I’m getting down to basics today with a very detailed step-by-step picture to making homemade caramel sauce. For this baking basic, I will be going through the wet process vs. dry process for making caramel sauce. The wet process utilizes water to dissolve the sugar (stay tuned for the dry method tutorial). I’ve done this tutorial before in a previous post but not as detailed.
Today, I’m breaking it out on its own with a color chart for the different stages of caramelizing since many of you have had a few questions regarding certain steps-specifically, “What is dark amber”.
For this caramel sauce tutorial, I will go through the different color stages including the dark amber that you so often see me directing you towards in my dessert recipes. You will often hear me refer to it as a ‘burnt caramel flavor’. I should mention it’s not truly burnt, since burnt caramel is disgusting and not usable. But it’s a term adopted because it’s the smoky point during the dark amber stage.
I like my caramel taken just beyond that smoky point by about 30 seconds before I add my heavy cream and butter. This is when the sugar caramelizes to the point of actually imparting a deep flavor rather than just being sweet.
I don’t have temperatures listed, as the caramelizing process moves too fast to grab an accurate reading. I also don’t have times listed once the coloring starts since there are too many variables such as different types of stove ranges, types of pots used, size of pots – all these things will change the time. When you’re working with caramel things move real fast once the first shade of amber appears.
Trust me when I say you will learn to use your nose and eyes to gauge the readiness of when and how you like your homemade caramel sauce. Don’t worry if you mess it up the first, second or third time-I’m sure most of us did.

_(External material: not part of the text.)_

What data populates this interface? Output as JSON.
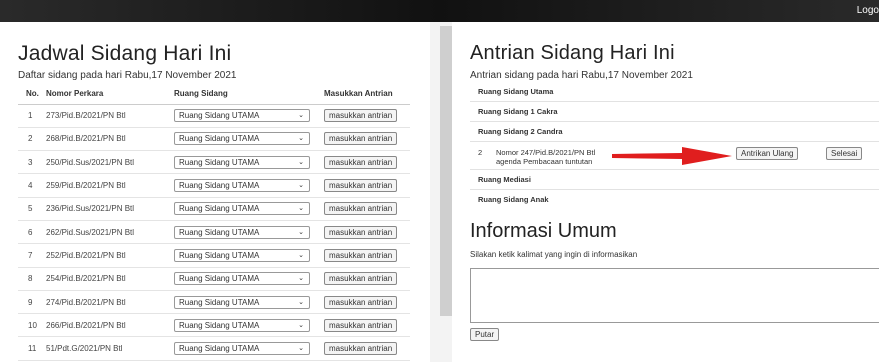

Luckily, sugar is cheap and it’s like riding bike once you nail it, you won’t forget it.